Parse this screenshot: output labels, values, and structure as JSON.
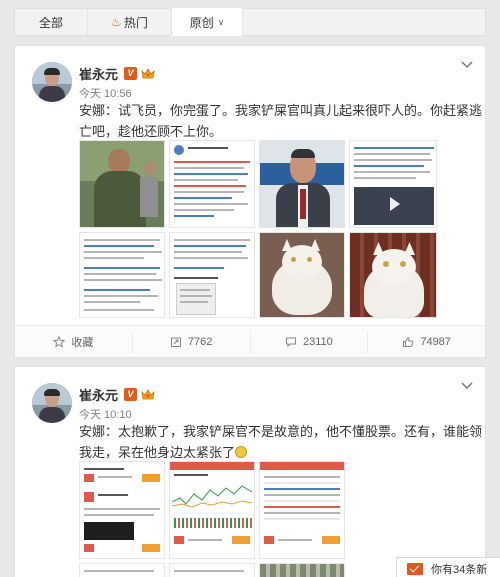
{
  "tabs": {
    "all": "全部",
    "hot": "热门",
    "original": "原创"
  },
  "posts": [
    {
      "user": "崔永元",
      "time": "今天 10:56",
      "text": "安娜：试飞员，你完蛋了。我家铲屎官叫真儿起来很吓人的。你赶紧逃亡吧，趁他还顾不上你。",
      "actions": {
        "favorite": "收藏",
        "repost": "7762",
        "comment": "23110",
        "like": "74987"
      }
    },
    {
      "user": "崔永元",
      "time": "今天 10:10",
      "text": "安娜：太抱歉了，我家铲屎官不是故意的，他不懂股票。还有，谁能领我走，呆在他身边太紧张了"
    }
  ],
  "notification": {
    "text": "你有34条新"
  },
  "colors": {
    "accent": "#e8541e",
    "vip": "#e25b18"
  },
  "icons": [
    "fire-icon",
    "chevron-down-icon",
    "vip-badge-icon",
    "crown-icon",
    "favorite-icon",
    "repost-icon",
    "comment-icon",
    "like-icon",
    "mail-icon"
  ]
}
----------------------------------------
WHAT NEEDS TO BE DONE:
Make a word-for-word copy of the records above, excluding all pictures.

ANSWER FOR THIS EXERCISE:
Parse this screenshot: output labels, values, and structure as JSON.
{
  "tabs": {
    "all": "全部",
    "hot": "热门",
    "original": "原创"
  },
  "posts": [
    {
      "user": "崔永元",
      "time": "今天 10:56",
      "text": "安娜：试飞员，你完蛋了。我家铲屎官叫真儿起来很吓人的。你赶紧逃亡吧，趁他还顾不上你。",
      "actions": {
        "favorite": "收藏",
        "repost": "7762",
        "comment": "23110",
        "like": "74987"
      }
    },
    {
      "user": "崔永元",
      "time": "今天 10:10",
      "text": "安娜：太抱歉了，我家铲屎官不是故意的，他不懂股票。还有，谁能领我走，呆在他身边太紧张了"
    }
  ],
  "notification": {
    "text": "你有34条新"
  },
  "colors": {
    "accent": "#e8541e",
    "vip": "#e25b18"
  },
  "icons": [
    "fire-icon",
    "chevron-down-icon",
    "vip-badge-icon",
    "crown-icon",
    "favorite-icon",
    "repost-icon",
    "comment-icon",
    "like-icon",
    "mail-icon"
  ]
}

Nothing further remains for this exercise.